*ASSIGNMENT*. Give the records again in full, exactly as written.

═══ DATASET RECORDS ═══

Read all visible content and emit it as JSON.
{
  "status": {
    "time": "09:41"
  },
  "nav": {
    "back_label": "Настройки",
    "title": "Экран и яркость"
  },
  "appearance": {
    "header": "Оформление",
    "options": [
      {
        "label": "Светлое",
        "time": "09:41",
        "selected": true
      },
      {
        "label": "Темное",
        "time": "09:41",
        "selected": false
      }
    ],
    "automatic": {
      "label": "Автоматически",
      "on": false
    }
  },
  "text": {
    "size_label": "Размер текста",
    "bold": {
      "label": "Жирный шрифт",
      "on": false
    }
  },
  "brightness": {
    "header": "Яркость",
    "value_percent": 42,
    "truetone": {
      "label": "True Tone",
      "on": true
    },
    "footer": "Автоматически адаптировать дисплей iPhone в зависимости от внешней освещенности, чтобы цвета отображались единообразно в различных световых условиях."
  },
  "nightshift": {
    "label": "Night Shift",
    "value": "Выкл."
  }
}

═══

*COMPLETED TASK*.
Read all visible content and emit it as JSON.
{
  "status": {
    "time": "09:41"
  },
  "nav": {
    "back_label": "Настройки",
    "title": "Экран и яркость"
  },
  "appearance": {
    "header": "Оформление",
    "options": [
      {
        "label": "Светлое",
        "time": "09:41",
        "selected": true
      },
      {
        "label": "Темное",
        "time": "09:41",
        "selected": false
      }
    ],
    "automatic": {
      "label": "Автоматически",
      "on": false
    }
  },
  "text": {
    "size_label": "Размер текста",
    "bold": {
      "label": "Жирный шрифт",
      "on": false
    }
  },
  "brightness": {
    "header": "Яркость",
    "value_percent": 42,
    "truetone": {
      "label": "True Tone",
      "on": true
    },
    "footer": "Автоматически адаптировать дисплей iPhone в зависимости от внешней освещенности, чтобы цвета отображались единообразно в различных световых условиях."
  },
  "nightshift": {
    "label": "Night Shift",
    "value": "Выкл."
  }
}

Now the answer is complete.